Plant Life – Lesson Plan for Young Kids
This is an easy, fun, and interactive lesson plan that can be doctored to serve kids from ages 2 to 12. Older children can go more in-depth by making detailed observations, learning plant terms, and life science. Included in this lesson plan are ideas for planting a classroom garden. Scroll below this article to view a list of books about plants, learning plant parts worksheet, plant/flower-related craft ideas.
Activity: Planting Seeds
Objective: Plant a seed, watch it grow! The children will learn how to plant a seed, observe the seed life cycle, and discover the growth of their own plants over time.
Please Note: Planting seeds and tracking their growth will take several weeks.
- planter or cups – with small holes on the bottom
- seeds (suggest 3 seeds per student)
- area with sun exposure
- Spray bottle – water
- plate to catch water drainage
Key teaching points:
- Seeds come from plants.
- Seeds can become small baby plants.
- Seeds need water, air, and sunlight to begin growing.
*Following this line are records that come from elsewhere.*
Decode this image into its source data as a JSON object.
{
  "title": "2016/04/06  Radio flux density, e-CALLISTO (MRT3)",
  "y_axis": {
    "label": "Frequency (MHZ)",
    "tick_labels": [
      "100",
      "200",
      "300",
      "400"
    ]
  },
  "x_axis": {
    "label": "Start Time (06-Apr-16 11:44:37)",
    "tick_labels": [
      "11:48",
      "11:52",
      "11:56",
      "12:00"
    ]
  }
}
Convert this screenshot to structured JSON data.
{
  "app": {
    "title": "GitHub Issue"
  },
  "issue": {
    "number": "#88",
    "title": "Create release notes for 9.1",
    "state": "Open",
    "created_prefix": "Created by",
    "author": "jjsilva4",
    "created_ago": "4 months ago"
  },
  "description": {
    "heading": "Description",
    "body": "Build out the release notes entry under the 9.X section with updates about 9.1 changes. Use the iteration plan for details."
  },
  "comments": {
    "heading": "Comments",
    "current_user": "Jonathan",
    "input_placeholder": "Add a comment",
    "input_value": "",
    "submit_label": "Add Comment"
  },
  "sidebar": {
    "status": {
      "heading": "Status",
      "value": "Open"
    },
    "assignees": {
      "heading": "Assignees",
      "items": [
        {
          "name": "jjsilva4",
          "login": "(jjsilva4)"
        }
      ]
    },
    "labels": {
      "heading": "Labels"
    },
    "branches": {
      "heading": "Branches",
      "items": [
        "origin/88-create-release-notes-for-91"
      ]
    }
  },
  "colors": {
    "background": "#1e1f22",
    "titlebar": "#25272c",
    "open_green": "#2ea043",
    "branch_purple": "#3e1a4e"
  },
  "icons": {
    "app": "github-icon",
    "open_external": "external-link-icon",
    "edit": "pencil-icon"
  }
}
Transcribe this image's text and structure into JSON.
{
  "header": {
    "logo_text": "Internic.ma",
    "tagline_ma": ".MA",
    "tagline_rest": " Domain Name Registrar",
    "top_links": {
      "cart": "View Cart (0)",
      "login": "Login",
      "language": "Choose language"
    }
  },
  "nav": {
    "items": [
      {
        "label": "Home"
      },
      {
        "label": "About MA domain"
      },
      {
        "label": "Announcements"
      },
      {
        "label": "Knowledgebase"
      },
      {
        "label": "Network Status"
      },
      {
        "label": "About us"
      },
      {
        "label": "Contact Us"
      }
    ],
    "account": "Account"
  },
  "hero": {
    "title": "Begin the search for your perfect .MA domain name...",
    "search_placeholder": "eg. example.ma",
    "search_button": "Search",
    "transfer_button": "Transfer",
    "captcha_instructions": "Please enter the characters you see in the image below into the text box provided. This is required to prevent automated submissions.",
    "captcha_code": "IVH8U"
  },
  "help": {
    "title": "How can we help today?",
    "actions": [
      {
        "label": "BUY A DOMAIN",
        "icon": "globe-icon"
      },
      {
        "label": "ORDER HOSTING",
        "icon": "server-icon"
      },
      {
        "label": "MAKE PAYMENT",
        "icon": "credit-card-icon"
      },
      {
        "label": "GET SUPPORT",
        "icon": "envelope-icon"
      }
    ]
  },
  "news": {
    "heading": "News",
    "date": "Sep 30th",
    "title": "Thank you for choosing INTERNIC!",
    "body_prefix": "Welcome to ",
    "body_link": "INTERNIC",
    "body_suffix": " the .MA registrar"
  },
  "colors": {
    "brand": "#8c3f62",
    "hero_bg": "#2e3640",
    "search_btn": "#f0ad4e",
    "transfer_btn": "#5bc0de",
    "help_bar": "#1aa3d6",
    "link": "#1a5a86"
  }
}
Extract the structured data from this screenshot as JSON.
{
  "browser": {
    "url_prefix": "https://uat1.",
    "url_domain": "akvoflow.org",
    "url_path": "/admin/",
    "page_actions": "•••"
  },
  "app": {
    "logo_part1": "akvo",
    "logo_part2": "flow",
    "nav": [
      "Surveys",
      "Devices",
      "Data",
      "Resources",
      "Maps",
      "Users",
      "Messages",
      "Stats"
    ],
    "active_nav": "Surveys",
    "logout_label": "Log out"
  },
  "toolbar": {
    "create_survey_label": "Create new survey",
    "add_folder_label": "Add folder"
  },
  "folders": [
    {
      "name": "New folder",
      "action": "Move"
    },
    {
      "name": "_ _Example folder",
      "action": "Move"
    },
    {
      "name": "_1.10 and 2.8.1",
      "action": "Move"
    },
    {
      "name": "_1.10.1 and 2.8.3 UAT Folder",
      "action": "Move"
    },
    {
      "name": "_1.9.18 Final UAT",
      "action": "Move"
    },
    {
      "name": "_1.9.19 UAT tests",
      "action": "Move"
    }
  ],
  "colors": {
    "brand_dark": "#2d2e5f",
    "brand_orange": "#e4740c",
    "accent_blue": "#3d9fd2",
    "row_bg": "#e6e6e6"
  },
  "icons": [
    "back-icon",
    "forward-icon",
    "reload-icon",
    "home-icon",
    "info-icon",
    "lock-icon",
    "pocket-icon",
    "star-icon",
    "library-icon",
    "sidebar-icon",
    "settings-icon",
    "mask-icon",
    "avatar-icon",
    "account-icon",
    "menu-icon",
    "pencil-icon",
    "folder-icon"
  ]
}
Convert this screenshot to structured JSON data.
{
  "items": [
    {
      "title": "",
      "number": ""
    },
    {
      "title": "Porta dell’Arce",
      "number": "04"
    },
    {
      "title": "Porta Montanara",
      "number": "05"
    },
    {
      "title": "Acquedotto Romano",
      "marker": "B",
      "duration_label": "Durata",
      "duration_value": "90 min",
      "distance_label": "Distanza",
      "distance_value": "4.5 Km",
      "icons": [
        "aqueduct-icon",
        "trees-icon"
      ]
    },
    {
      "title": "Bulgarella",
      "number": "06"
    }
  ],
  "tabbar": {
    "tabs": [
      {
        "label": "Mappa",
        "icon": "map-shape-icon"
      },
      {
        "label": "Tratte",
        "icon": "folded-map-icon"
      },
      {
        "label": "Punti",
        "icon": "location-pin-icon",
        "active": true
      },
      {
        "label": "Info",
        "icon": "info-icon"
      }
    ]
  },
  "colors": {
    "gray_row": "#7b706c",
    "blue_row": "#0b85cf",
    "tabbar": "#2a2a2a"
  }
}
- Some seeds are on the outside of the plant. Strawberries have seeds on the outside.
- Some seeds grow inside pods.
- Have a class discussion about seeds and plants. Find out what the children know about seeds. Reading a book to the class can be a helpful way to teach children what they do not know about plants.
- Give each child 3 seeds.
- Ask children to describe what we might need to plant a seed.
- Give each child a cup filled 3/4 full of potting soil. (Fun Activity: have children decorate the cups before planting day.)
- Demonstrate poking 3 holes in the soil with your finger, one against each side of the cup, drop seeds into the hole; have the children do the same.
- Demonstrate how to spray the soil with water from a spray bottle so the seed is wet but not swimming in a puddle of water. Have the children take turns spraying their cups.
- Have the students point out a place in the room that will give a plant enough sunlight. Place the plants on a tray in an area with adequate sunlight.
- Have children take turns spraying their seeds with water daily. Set a time out for your class to check the seeds daily and chart their growth.